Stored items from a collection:

------------------------------------------------------------------------

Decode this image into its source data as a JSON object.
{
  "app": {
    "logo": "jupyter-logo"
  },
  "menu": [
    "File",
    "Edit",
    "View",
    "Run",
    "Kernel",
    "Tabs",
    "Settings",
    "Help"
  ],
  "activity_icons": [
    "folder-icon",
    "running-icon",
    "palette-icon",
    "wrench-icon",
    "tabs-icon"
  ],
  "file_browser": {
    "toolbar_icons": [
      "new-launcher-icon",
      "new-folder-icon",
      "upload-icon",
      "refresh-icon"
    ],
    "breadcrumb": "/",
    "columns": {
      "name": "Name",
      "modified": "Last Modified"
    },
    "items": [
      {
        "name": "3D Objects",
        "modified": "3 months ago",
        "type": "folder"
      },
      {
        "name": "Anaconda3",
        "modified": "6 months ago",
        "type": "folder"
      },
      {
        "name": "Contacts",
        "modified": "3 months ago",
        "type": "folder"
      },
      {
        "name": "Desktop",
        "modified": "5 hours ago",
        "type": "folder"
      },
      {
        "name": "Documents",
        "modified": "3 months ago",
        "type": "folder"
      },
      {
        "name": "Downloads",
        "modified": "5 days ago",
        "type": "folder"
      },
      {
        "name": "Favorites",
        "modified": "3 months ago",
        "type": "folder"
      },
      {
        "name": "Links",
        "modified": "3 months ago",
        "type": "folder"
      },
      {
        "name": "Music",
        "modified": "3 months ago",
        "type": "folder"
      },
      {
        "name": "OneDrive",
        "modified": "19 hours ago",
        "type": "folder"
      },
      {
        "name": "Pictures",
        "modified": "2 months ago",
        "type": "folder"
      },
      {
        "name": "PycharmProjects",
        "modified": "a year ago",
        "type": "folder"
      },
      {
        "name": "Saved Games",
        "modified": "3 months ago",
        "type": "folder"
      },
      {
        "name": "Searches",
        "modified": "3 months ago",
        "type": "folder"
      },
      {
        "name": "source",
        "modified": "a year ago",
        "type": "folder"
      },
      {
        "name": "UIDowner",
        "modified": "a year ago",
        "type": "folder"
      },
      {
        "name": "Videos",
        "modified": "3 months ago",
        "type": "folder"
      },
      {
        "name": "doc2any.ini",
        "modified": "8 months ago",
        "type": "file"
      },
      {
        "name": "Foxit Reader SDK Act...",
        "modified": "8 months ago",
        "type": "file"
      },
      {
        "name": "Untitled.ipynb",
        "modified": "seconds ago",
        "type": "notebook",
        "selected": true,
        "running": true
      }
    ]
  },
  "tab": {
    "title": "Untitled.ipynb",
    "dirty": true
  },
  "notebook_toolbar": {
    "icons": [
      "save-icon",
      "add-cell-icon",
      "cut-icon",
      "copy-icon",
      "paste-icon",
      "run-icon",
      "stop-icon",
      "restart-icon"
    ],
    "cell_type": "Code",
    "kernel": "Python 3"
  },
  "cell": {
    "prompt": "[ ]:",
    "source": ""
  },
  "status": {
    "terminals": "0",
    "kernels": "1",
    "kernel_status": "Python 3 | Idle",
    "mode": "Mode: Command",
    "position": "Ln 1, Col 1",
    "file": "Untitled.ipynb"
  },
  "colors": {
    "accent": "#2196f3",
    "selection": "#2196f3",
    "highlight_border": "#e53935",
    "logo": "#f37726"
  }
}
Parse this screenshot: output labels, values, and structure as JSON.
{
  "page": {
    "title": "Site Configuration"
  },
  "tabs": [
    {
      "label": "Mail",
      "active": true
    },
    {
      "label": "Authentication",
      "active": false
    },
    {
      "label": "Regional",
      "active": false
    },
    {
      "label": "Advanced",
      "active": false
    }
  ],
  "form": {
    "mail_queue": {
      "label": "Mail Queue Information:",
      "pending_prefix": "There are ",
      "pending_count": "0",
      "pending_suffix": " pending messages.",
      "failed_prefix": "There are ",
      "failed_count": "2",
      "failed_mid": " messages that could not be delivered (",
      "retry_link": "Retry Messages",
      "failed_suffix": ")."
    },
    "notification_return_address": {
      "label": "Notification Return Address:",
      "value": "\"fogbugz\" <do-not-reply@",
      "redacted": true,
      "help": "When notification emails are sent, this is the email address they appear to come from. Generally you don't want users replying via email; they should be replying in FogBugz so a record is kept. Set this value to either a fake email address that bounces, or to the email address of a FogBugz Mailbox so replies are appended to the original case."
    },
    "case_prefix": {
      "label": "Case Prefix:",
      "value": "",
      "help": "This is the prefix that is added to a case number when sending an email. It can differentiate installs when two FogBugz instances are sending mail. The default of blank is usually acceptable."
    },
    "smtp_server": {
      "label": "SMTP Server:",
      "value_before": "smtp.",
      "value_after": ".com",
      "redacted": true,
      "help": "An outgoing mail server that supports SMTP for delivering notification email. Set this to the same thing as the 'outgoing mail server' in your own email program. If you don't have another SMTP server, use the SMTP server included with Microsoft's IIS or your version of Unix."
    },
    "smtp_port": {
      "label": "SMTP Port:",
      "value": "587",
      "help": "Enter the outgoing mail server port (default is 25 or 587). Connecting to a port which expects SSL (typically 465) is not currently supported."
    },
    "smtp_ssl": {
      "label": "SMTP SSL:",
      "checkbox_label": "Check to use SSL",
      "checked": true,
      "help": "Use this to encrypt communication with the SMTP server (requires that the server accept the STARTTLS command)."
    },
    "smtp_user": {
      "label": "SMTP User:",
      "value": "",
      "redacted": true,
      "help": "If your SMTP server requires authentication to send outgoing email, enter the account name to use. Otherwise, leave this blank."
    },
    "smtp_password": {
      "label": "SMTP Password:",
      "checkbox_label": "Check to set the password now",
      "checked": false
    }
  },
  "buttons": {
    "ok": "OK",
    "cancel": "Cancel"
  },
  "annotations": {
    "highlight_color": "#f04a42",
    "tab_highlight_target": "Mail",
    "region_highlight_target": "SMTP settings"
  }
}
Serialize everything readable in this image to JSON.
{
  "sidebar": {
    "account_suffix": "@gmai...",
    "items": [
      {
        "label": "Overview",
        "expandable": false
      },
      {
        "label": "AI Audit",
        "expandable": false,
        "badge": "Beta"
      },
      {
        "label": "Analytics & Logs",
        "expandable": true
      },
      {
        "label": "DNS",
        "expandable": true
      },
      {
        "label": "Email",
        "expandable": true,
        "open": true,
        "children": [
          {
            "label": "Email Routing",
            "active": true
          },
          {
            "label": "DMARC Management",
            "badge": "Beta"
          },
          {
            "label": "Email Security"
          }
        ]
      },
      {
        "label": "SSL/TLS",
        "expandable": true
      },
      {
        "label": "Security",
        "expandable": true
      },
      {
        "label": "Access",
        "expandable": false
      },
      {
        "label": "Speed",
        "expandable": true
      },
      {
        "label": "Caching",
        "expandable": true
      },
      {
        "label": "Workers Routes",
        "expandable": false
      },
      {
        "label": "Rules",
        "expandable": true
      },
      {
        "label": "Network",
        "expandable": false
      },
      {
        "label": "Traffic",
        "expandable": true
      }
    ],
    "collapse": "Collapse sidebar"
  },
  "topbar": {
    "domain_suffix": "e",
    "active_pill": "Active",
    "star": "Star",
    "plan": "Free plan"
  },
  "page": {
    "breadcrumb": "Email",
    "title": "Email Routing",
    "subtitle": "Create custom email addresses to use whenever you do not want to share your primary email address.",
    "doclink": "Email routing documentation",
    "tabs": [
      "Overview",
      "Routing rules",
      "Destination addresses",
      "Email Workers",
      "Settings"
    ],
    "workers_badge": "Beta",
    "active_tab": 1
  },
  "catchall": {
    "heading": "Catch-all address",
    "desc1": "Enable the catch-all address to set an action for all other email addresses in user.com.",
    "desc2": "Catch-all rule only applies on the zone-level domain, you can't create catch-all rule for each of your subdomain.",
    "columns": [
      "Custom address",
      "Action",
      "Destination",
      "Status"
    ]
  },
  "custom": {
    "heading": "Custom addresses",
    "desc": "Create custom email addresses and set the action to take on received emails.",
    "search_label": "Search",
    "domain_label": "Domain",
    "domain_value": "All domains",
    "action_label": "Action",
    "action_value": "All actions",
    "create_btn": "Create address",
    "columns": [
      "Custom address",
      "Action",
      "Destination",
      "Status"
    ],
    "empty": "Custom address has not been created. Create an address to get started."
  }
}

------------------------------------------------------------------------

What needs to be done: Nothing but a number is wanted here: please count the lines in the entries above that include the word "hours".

Answer section: 2